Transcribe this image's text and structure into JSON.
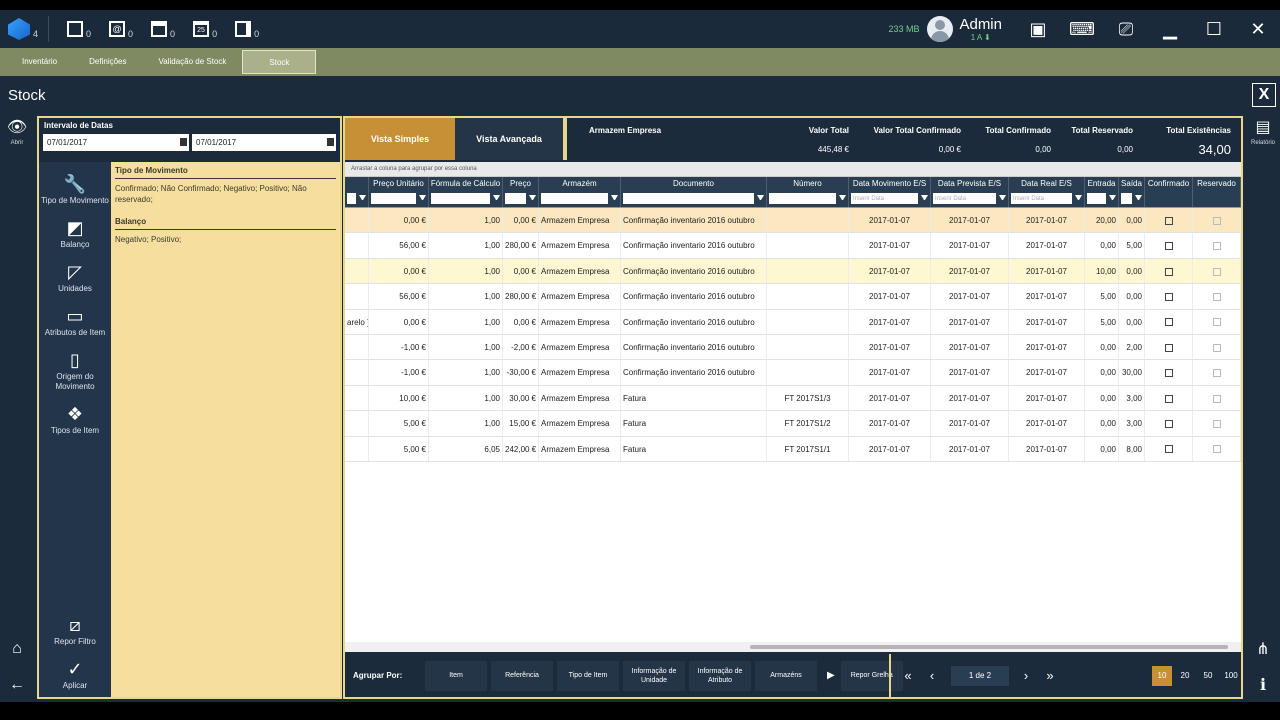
{
  "topbar": {
    "app_count": "4",
    "icons": [
      {
        "name": "document-icon",
        "count": "0"
      },
      {
        "name": "email-icon",
        "count": "0"
      },
      {
        "name": "note-icon",
        "count": "0"
      },
      {
        "name": "calendar-icon",
        "count": "0",
        "label": "25"
      },
      {
        "name": "chat-icon",
        "count": "0"
      }
    ],
    "memory": "233 MB",
    "user_name": "Admin",
    "user_sub": "1 A ⬇"
  },
  "tabs": [
    "Inventário",
    "Definições",
    "Validação de Stock",
    "Stock"
  ],
  "page_title": "Stock",
  "close_label": "X",
  "left_rail": {
    "view_label": "Abrir"
  },
  "right_rail": {
    "report_label": "Relatório"
  },
  "date_filter": {
    "label": "Intervalo de Datas",
    "from": "07/01/2017",
    "to": "07/01/2017"
  },
  "categories": [
    {
      "icon": "wrench-icon",
      "label": "Tipo de Movimento"
    },
    {
      "icon": "balance-icon",
      "label": "Balanço"
    },
    {
      "icon": "ruler-icon",
      "label": "Unidades"
    },
    {
      "icon": "tag-icon",
      "label": "Atributos de Item"
    },
    {
      "icon": "origin-icon",
      "label": "Origem do Movimento"
    },
    {
      "icon": "item-types-icon",
      "label": "Tipos de Item"
    }
  ],
  "bottom_actions": {
    "reset_label": "Repor Filtro",
    "apply_label": "Aplicar"
  },
  "criteria": {
    "mov_title": "Tipo de Movimento",
    "mov_text": "Confirmado; Não Confirmado; Negativo; Positivo; Não reservado;",
    "bal_title": "Balanço",
    "bal_text": "Negativo; Positivo;"
  },
  "views": {
    "simple": "Vista Simples",
    "advanced": "Vista Avançada"
  },
  "summary": {
    "warehouse": "Armazem Empresa",
    "valor_total_label": "Valor Total",
    "valor_total": "445,48 €",
    "valor_conf_label": "Valor Total Confirmado",
    "valor_conf": "0,00 €",
    "total_conf_label": "Total Confirmado",
    "total_conf": "0,00",
    "total_res_label": "Total Reservado",
    "total_res": "0,00",
    "total_exist_label": "Total Existências",
    "total_exist": "34,00"
  },
  "grid": {
    "drag_hint": "Arrastar a coluna para agrupar por essa coluna",
    "columns": [
      "",
      "Preço Unitário",
      "Fórmula de Cálculo",
      "Preço",
      "Armazém",
      "Documento",
      "Número",
      "Data Movimento E/S",
      "Data Prevista E/S",
      "Data Real E/S",
      "Entrada",
      "Saída",
      "Confirmado",
      "Reservado"
    ],
    "date_placeholder": "Inserir Data",
    "rows": [
      {
        "c0": "",
        "unit": "0,00 €",
        "formula": "1,00",
        "price": "0,00 €",
        "wh": "Armazem Empresa",
        "doc": "Confirmação inventario 2016 outubro",
        "num": "",
        "dm": "2017-01-07",
        "dp": "2017-01-07",
        "dr": "2017-01-07",
        "in": "20,00",
        "out": "0,00"
      },
      {
        "c0": "",
        "unit": "56,00 €",
        "formula": "1,00",
        "price": "280,00 €",
        "wh": "Armazem Empresa",
        "doc": "Confirmação inventario 2016 outubro",
        "num": "",
        "dm": "2017-01-07",
        "dp": "2017-01-07",
        "dr": "2017-01-07",
        "in": "0,00",
        "out": "5,00"
      },
      {
        "c0": "",
        "unit": "0,00 €",
        "formula": "1,00",
        "price": "0,00 €",
        "wh": "Armazem Empresa",
        "doc": "Confirmação inventario 2016 outubro",
        "num": "",
        "dm": "2017-01-07",
        "dp": "2017-01-07",
        "dr": "2017-01-07",
        "in": "10,00",
        "out": "0,00"
      },
      {
        "c0": "",
        "unit": "56,00 €",
        "formula": "1,00",
        "price": "280,00 €",
        "wh": "Armazem Empresa",
        "doc": "Confirmação inventario 2016 outubro",
        "num": "",
        "dm": "2017-01-07",
        "dp": "2017-01-07",
        "dr": "2017-01-07",
        "in": "5,00",
        "out": "0,00"
      },
      {
        "c0": "arelo ]",
        "unit": "0,00 €",
        "formula": "1,00",
        "price": "0,00 €",
        "wh": "Armazem Empresa",
        "doc": "Confirmação inventario 2016 outubro",
        "num": "",
        "dm": "2017-01-07",
        "dp": "2017-01-07",
        "dr": "2017-01-07",
        "in": "5,00",
        "out": "0,00"
      },
      {
        "c0": "",
        "unit": "-1,00 €",
        "formula": "1,00",
        "price": "-2,00 €",
        "wh": "Armazem Empresa",
        "doc": "Confirmação inventario 2016 outubro",
        "num": "",
        "dm": "2017-01-07",
        "dp": "2017-01-07",
        "dr": "2017-01-07",
        "in": "0,00",
        "out": "2,00"
      },
      {
        "c0": "",
        "unit": "-1,00 €",
        "formula": "1,00",
        "price": "-30,00 €",
        "wh": "Armazem Empresa",
        "doc": "Confirmação inventario 2016 outubro",
        "num": "",
        "dm": "2017-01-07",
        "dp": "2017-01-07",
        "dr": "2017-01-07",
        "in": "0,00",
        "out": "30,00"
      },
      {
        "c0": "",
        "unit": "10,00 €",
        "formula": "1,00",
        "price": "30,00 €",
        "wh": "Armazem Empresa",
        "doc": "Fatura",
        "num": "FT 2017S1/3",
        "dm": "2017-01-07",
        "dp": "2017-01-07",
        "dr": "2017-01-07",
        "in": "0,00",
        "out": "3,00"
      },
      {
        "c0": "",
        "unit": "5,00 €",
        "formula": "1,00",
        "price": "15,00 €",
        "wh": "Armazem Empresa",
        "doc": "Fatura",
        "num": "FT 2017S1/2",
        "dm": "2017-01-07",
        "dp": "2017-01-07",
        "dr": "2017-01-07",
        "in": "0,00",
        "out": "3,00"
      },
      {
        "c0": "",
        "unit": "5,00 €",
        "formula": "6,05",
        "price": "242,00 €",
        "wh": "Armazem Empresa",
        "doc": "Fatura",
        "num": "FT 2017S1/1",
        "dm": "2017-01-07",
        "dp": "2017-01-07",
        "dr": "2017-01-07",
        "in": "0,00",
        "out": "8,00"
      }
    ]
  },
  "footer": {
    "group_label": "Agrupar Por:",
    "groups": [
      "Item",
      "Referência",
      "Tipo de Item",
      "Informação de Unidade",
      "Informação de Atributo",
      "Armazéns"
    ],
    "reset_grid": "Repor Grelha",
    "page_info": "1 de 2",
    "page_sizes": [
      "10",
      "20",
      "50",
      "100"
    ]
  }
}
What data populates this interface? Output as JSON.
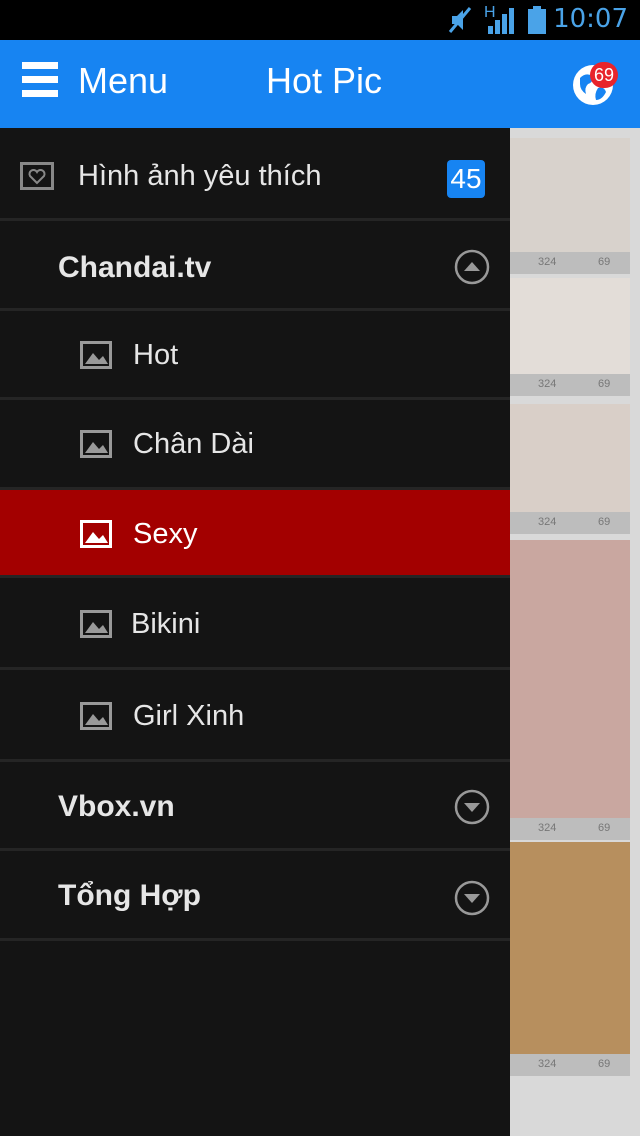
{
  "status_bar": {
    "time": "10:07",
    "network_label": "H",
    "icons": [
      "mute-icon",
      "signal-icon",
      "battery-icon"
    ]
  },
  "app_bar": {
    "menu_label": "Menu",
    "title": "Hot Pic",
    "notification_count": "69"
  },
  "drawer": {
    "favorites": {
      "label": "Hình ảnh yêu thích",
      "count": "45",
      "icon": "heart-frame-icon"
    },
    "sections": [
      {
        "label": "Chandai.tv",
        "expanded": true,
        "items": [
          {
            "label": "Hot",
            "selected": false
          },
          {
            "label": "Chân Dài",
            "selected": false
          },
          {
            "label": "Sexy",
            "selected": true
          },
          {
            "label": "Bikini",
            "selected": false
          },
          {
            "label": "Girl Xinh",
            "selected": false
          }
        ]
      },
      {
        "label": "Vbox.vn",
        "expanded": false
      },
      {
        "label": "Tổng Hợp",
        "expanded": false
      }
    ]
  },
  "background_list": {
    "meta_values": [
      "324",
      "69"
    ]
  },
  "colors": {
    "app_bar": "#1784f2",
    "selected_row": "#a30000",
    "drawer_bg": "#141414",
    "badge": "#e8242b"
  }
}
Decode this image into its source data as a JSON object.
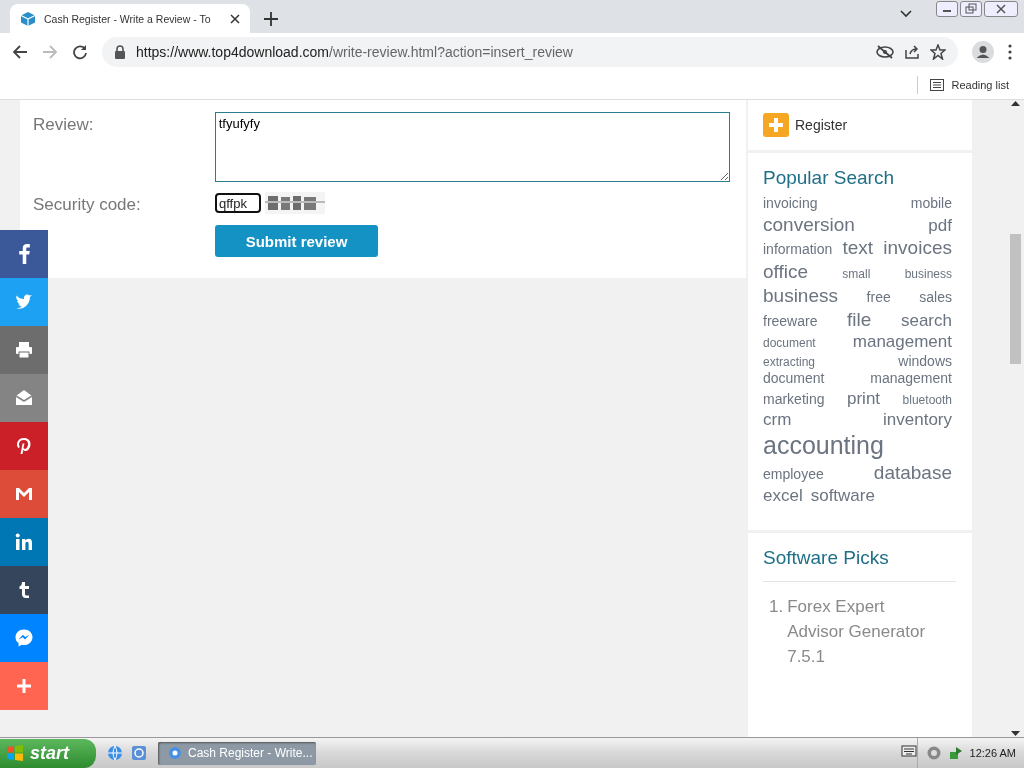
{
  "browser": {
    "tab": {
      "title": "Cash Register - Write a Review - To",
      "selected": true
    },
    "url_host": "https://www.top4download.com",
    "url_path": "/write-review.html?action=insert_review",
    "reading_list": "Reading list"
  },
  "form": {
    "fields": [
      {
        "label": "Review:",
        "kind": "textarea",
        "value": "tfyufyfy"
      },
      {
        "label": "Security code:",
        "kind": "captcha",
        "value": "qffpk"
      }
    ],
    "submit": "Submit review"
  },
  "sidebar": {
    "register": "Register",
    "popular_title": "Popular Search",
    "tag_rows": [
      [
        {
          "text": "invoicing",
          "kind": "s"
        },
        {
          "text": "mobile",
          "kind": "s"
        }
      ],
      [
        {
          "text": "conversion",
          "kind": "l"
        },
        {
          "text": "pdf",
          "kind": "m"
        }
      ],
      [
        {
          "text": "information",
          "kind": "s"
        },
        {
          "text": "text",
          "kind": "l"
        },
        {
          "text": "invoices",
          "kind": "l"
        }
      ],
      [
        {
          "text": "office",
          "kind": "l"
        },
        {
          "text": "small",
          "kind": "xs"
        },
        {
          "text": "business",
          "kind": "xs"
        }
      ],
      [
        {
          "text": "business",
          "kind": "l"
        },
        {
          "text": "free",
          "kind": "s"
        },
        {
          "text": "sales",
          "kind": "s"
        }
      ],
      [
        {
          "text": "freeware",
          "kind": "s"
        },
        {
          "text": "file",
          "kind": "l"
        },
        {
          "text": "search",
          "kind": "m"
        }
      ],
      [
        {
          "text": "document",
          "kind": "xs"
        },
        {
          "text": "management",
          "kind": "m"
        }
      ],
      [
        {
          "text": "extracting",
          "kind": "xs"
        },
        {
          "text": "windows",
          "kind": "s"
        }
      ],
      [
        {
          "text": "document",
          "kind": "s"
        },
        {
          "text": "management",
          "kind": "s"
        }
      ],
      [
        {
          "text": "marketing",
          "kind": "s"
        },
        {
          "text": "print",
          "kind": "m"
        },
        {
          "text": "bluetooth",
          "kind": "xs"
        }
      ],
      [
        {
          "text": "crm",
          "kind": "m"
        },
        {
          "text": "inventory",
          "kind": "m"
        }
      ],
      [
        {
          "text": "accounting",
          "kind": "xl"
        }
      ],
      [
        {
          "text": "employee",
          "kind": "s"
        },
        {
          "text": "database",
          "kind": "l"
        }
      ],
      [
        {
          "text": "excel",
          "kind": "m"
        },
        {
          "text": "software",
          "kind": "m"
        }
      ]
    ],
    "picks_title": "Software Picks",
    "picks": [
      {
        "number": "1.",
        "title": "Forex Expert Advisor Generator 7.5.1"
      }
    ]
  },
  "share_buttons": [
    {
      "kind": "facebook",
      "color": "#3b5998"
    },
    {
      "kind": "twitter",
      "color": "#1da1f2"
    },
    {
      "kind": "print",
      "color": "#6d6d6d"
    },
    {
      "kind": "email",
      "color": "#848484"
    },
    {
      "kind": "pinterest",
      "color": "#cb2027"
    },
    {
      "kind": "gmail",
      "color": "#dd4b39"
    },
    {
      "kind": "linkedin",
      "color": "#0077b5"
    },
    {
      "kind": "tumblr",
      "color": "#35465c"
    },
    {
      "kind": "messenger",
      "color": "#0084ff"
    },
    {
      "kind": "more",
      "color": "#ff6550"
    }
  ],
  "taskbar": {
    "start": "start",
    "windows": [
      {
        "title": "Cash Register - Write...",
        "selected": true
      }
    ],
    "clock": "12:26 AM"
  }
}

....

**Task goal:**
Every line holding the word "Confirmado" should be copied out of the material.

**Solution for this problem:**
    "mov_text": "Confirmado; Não Confirmado; Negativo; Positivo; Não reservado;",
    "valor_conf_label": "Valor Total Confirmado",
    "total_conf_label": "Total Confirmado",
      "Confirmado",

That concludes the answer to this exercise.